The result should be every line in the data below that carries the string "text".

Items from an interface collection
____________________

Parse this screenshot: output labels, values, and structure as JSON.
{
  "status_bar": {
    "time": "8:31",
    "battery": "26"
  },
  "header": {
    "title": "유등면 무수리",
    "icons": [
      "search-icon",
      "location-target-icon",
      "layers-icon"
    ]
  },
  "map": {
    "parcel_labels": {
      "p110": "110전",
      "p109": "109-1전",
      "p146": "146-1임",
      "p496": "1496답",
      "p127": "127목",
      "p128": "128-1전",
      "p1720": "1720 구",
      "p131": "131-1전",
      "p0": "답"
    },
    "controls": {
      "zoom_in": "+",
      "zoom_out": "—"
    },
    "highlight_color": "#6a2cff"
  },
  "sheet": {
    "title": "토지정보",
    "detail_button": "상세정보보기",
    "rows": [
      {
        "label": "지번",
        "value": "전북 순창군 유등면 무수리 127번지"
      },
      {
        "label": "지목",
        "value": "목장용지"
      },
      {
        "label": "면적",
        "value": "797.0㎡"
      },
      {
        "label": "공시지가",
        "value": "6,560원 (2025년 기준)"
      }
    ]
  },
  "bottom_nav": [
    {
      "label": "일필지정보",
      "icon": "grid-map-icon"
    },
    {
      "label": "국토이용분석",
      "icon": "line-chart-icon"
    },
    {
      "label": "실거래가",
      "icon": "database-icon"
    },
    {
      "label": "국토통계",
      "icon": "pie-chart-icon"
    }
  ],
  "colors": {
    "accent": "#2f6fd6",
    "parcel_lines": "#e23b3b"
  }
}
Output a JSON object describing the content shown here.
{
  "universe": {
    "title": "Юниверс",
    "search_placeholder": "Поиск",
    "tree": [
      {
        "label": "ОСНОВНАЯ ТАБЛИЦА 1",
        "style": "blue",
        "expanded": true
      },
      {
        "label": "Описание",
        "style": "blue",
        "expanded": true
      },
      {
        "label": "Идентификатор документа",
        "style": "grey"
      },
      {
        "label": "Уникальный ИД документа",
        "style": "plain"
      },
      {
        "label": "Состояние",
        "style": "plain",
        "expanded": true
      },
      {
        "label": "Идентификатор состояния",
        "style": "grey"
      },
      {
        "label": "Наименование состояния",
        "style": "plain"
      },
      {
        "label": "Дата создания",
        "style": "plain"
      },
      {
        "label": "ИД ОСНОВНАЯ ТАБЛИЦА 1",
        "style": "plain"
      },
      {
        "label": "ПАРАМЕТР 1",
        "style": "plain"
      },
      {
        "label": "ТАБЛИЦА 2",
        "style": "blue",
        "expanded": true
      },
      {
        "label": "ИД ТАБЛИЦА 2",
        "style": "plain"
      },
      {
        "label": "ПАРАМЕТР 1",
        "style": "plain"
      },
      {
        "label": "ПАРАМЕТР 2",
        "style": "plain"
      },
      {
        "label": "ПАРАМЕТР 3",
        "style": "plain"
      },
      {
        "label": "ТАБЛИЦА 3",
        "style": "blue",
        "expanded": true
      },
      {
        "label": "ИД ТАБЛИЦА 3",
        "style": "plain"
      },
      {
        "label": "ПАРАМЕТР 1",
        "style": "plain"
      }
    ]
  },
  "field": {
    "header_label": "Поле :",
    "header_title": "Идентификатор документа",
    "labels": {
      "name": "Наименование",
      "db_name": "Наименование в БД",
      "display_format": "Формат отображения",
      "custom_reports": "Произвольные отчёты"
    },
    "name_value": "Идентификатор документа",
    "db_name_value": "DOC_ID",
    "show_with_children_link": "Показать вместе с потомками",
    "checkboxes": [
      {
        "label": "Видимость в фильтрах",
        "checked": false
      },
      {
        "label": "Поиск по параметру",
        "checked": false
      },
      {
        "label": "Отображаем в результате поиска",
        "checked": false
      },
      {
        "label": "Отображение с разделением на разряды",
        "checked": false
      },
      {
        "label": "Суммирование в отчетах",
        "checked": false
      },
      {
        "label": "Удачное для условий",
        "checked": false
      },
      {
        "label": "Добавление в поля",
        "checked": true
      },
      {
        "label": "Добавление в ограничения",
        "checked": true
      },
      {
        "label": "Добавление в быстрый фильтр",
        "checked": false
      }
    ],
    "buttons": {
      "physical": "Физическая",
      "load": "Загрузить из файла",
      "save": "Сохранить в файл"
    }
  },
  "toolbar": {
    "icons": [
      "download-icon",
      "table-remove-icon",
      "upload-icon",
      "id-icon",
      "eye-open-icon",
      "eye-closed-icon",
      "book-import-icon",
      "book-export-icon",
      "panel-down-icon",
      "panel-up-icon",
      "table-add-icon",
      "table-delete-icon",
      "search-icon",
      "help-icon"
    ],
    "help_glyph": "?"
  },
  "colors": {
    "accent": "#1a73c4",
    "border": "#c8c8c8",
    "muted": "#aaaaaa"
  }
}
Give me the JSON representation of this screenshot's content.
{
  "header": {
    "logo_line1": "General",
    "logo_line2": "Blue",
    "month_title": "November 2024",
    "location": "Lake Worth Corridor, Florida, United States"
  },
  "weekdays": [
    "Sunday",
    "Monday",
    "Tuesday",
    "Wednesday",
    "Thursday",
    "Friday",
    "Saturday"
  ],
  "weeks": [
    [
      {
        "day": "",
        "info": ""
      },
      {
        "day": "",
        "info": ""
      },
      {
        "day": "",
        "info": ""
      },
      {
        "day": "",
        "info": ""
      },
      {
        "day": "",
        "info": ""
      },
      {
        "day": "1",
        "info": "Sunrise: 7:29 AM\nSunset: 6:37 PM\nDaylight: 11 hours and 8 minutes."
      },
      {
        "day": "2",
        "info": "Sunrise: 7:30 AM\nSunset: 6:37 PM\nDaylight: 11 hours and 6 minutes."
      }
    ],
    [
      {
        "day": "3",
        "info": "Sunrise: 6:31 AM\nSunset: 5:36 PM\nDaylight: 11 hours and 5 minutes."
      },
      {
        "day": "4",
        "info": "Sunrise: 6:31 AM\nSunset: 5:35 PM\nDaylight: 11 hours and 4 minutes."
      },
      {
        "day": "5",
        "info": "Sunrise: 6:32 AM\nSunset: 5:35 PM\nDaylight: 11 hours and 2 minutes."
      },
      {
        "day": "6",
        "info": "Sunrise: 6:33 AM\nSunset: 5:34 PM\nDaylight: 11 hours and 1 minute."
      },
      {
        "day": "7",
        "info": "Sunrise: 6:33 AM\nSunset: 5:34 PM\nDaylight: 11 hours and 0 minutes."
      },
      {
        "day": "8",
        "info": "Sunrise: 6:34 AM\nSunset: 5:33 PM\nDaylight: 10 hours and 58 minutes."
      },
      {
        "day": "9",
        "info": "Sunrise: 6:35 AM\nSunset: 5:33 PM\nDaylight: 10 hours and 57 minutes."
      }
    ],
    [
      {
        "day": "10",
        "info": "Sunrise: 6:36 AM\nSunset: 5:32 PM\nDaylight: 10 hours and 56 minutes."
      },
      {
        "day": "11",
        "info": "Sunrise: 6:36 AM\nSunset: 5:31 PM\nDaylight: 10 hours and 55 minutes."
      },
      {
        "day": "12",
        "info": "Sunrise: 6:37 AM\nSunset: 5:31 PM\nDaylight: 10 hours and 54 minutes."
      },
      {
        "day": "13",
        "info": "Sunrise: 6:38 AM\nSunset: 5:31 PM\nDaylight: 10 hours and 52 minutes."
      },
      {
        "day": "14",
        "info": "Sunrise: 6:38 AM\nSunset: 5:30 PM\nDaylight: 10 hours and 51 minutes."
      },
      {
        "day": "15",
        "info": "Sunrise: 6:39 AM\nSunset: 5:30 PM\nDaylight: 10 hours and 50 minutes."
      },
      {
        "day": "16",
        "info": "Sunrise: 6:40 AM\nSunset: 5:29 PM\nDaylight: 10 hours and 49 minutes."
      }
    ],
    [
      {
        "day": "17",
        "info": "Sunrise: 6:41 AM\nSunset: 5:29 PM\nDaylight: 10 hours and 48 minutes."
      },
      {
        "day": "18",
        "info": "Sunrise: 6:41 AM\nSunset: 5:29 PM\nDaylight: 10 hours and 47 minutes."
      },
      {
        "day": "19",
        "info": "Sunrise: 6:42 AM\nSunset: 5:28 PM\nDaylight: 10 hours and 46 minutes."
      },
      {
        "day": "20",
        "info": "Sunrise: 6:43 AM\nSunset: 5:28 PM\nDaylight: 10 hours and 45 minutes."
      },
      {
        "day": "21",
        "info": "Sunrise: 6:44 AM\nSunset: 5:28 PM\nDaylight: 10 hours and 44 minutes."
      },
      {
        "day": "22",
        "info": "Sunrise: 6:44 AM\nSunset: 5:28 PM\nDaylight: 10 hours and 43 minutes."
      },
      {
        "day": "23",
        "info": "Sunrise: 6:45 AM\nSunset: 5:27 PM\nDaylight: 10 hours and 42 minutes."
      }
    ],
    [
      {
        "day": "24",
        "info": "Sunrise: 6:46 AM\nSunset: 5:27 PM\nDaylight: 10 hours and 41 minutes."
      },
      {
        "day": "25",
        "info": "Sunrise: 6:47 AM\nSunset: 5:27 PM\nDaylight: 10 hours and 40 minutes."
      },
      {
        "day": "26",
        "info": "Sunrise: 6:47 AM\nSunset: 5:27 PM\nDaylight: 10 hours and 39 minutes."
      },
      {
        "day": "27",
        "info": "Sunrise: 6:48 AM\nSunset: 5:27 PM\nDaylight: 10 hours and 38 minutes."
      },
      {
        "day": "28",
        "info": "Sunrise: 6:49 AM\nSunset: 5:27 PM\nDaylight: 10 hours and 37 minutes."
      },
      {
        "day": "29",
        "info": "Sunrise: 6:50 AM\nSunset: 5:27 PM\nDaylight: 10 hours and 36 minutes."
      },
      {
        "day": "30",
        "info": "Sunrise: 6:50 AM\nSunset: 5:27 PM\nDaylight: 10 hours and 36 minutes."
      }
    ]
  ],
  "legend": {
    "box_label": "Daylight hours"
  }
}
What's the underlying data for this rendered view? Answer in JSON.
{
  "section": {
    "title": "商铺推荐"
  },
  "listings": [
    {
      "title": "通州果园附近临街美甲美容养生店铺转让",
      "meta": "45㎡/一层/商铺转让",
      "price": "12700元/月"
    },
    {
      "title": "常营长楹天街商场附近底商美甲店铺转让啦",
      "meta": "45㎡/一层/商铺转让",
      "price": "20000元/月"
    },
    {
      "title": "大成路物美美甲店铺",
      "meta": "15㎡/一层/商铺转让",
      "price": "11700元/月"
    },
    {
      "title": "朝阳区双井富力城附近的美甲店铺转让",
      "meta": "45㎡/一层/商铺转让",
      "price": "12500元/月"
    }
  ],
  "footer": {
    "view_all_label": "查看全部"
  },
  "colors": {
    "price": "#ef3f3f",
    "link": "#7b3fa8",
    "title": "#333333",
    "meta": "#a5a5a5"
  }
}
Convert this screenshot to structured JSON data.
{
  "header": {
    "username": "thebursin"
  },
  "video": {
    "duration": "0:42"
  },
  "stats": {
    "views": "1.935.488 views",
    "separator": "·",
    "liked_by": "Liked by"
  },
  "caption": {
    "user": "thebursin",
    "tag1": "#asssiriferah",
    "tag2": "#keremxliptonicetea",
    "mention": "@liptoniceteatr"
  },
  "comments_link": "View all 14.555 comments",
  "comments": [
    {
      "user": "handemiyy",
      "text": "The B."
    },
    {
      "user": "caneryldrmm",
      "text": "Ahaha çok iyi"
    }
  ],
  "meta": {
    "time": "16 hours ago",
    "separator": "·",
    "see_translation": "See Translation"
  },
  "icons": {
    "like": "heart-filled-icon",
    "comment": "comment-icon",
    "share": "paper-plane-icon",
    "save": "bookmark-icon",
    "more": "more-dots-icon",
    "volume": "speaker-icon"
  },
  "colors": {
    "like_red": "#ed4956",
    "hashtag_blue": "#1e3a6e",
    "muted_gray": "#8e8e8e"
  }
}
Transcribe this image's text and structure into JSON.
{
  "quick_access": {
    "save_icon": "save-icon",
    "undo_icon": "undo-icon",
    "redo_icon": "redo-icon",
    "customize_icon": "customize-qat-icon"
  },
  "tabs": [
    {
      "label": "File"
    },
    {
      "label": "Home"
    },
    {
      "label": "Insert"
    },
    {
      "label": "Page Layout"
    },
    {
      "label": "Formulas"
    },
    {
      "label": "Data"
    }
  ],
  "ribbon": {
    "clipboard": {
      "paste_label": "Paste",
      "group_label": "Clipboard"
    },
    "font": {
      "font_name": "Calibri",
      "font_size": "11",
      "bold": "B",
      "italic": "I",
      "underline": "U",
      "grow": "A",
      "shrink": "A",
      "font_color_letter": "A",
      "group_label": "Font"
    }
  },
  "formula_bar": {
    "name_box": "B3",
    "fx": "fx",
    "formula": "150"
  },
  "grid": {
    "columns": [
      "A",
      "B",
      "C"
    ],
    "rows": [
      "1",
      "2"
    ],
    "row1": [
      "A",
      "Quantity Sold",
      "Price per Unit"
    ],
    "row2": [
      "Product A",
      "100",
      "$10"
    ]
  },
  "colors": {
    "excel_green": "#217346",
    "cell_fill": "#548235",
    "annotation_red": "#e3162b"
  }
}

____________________

RESULT OF THE TASK:
      "text": "The B."
      "text": "Ahaha çok iyi"
Transcribe this image's text and structure into JSON.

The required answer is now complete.